TASK DESCRIPTION => Please copy each line below that contains the word "beaker".

**** DATA SHOWN

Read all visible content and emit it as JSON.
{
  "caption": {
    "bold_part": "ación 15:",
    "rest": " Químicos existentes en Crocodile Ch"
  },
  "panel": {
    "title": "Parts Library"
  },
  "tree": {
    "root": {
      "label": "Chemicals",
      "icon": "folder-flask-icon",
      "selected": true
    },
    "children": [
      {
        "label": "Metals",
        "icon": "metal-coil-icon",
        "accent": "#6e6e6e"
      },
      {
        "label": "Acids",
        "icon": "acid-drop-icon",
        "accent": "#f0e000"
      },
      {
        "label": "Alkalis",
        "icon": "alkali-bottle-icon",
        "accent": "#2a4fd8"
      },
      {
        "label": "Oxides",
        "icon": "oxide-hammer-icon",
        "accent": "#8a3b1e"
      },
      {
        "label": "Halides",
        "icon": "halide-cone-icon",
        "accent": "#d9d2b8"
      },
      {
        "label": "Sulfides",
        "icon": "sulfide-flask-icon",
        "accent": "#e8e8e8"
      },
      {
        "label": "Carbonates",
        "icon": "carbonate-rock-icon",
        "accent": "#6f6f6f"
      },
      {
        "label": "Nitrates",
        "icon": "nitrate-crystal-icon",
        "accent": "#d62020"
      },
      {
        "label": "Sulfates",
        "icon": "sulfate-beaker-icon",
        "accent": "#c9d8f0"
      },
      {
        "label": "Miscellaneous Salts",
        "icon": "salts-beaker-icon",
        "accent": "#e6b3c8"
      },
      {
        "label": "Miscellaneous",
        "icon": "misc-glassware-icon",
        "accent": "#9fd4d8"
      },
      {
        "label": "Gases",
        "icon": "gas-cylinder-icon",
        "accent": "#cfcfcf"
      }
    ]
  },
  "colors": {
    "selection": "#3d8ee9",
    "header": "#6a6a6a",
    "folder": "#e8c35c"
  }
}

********

OUTPUT OF THE TASK =>
        "icon": "sulfate-beaker-icon",
        "icon": "salts-beaker-icon",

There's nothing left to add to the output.